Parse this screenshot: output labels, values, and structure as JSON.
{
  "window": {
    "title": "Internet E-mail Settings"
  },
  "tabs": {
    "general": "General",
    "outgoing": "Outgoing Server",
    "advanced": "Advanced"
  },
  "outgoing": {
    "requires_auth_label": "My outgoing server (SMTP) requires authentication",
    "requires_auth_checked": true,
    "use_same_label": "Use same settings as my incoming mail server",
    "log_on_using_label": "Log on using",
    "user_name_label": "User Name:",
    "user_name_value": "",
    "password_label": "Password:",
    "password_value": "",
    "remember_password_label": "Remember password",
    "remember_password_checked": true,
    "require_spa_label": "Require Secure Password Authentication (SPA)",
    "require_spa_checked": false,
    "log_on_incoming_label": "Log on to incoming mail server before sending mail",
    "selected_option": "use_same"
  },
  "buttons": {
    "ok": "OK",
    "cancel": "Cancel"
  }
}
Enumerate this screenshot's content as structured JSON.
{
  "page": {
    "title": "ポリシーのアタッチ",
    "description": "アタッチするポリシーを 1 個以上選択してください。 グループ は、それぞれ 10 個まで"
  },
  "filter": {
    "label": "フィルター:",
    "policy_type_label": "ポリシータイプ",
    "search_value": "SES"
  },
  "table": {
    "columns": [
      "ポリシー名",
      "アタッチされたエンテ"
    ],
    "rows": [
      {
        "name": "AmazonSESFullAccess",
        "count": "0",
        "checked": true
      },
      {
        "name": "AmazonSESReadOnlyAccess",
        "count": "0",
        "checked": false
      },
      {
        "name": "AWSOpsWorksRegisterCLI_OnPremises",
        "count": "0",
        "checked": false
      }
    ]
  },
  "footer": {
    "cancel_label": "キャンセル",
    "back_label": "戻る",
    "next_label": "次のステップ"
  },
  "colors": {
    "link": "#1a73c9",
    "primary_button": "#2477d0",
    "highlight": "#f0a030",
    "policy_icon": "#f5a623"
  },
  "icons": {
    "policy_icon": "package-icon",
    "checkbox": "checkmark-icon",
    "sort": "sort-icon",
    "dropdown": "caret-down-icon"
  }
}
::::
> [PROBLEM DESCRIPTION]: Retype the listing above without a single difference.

> [RESPONSE TO THIS TASK]:
Parse this screenshot: output labels, values, and structure as JSON.
{
  "window": {
    "title": "Internet E-mail Settings"
  },
  "tabs": {
    "general": "General",
    "outgoing": "Outgoing Server",
    "advanced": "Advanced"
  },
  "outgoing": {
    "requires_auth_label": "My outgoing server (SMTP) requires authentication",
    "requires_auth_checked": true,
    "use_same_label": "Use same settings as my incoming mail server",
    "log_on_using_label": "Log on using",
    "user_name_label": "User Name:",
    "user_name_value": "",
    "password_label": "Password:",
    "password_value": "",
    "remember_password_label": "Remember password",
    "remember_password_checked": true,
    "require_spa_label": "Require Secure Password Authentication (SPA)",
    "require_spa_checked": false,
    "log_on_incoming_label": "Log on to incoming mail server before sending mail",
    "selected_option": "use_same"
  },
  "buttons": {
    "ok": "OK",
    "cancel": "Cancel"
  }
}
Enumerate this screenshot's content as structured JSON.
{
  "page": {
    "title": "ポリシーのアタッチ",
    "description": "アタッチするポリシーを 1 個以上選択してください。 グループ は、それぞれ 10 個まで"
  },
  "filter": {
    "label": "フィルター:",
    "policy_type_label": "ポリシータイプ",
    "search_value": "SES"
  },
  "table": {
    "columns": [
      "ポリシー名",
      "アタッチされたエンテ"
    ],
    "rows": [
      {
        "name": "AmazonSESFullAccess",
        "count": "0",
        "checked": true
      },
      {
        "name": "AmazonSESReadOnlyAccess",
        "count": "0",
        "checked": false
      },
      {
        "name": "AWSOpsWorksRegisterCLI_OnPremises",
        "count": "0",
        "checked": false
      }
    ]
  },
  "footer": {
    "cancel_label": "キャンセル",
    "back_label": "戻る",
    "next_label": "次のステップ"
  },
  "colors": {
    "link": "#1a73c9",
    "primary_button": "#2477d0",
    "highlight": "#f0a030",
    "policy_icon": "#f5a623"
  },
  "icons": {
    "policy_icon": "package-icon",
    "checkbox": "checkmark-icon",
    "sort": "sort-icon",
    "dropdown": "caret-down-icon"
  }
}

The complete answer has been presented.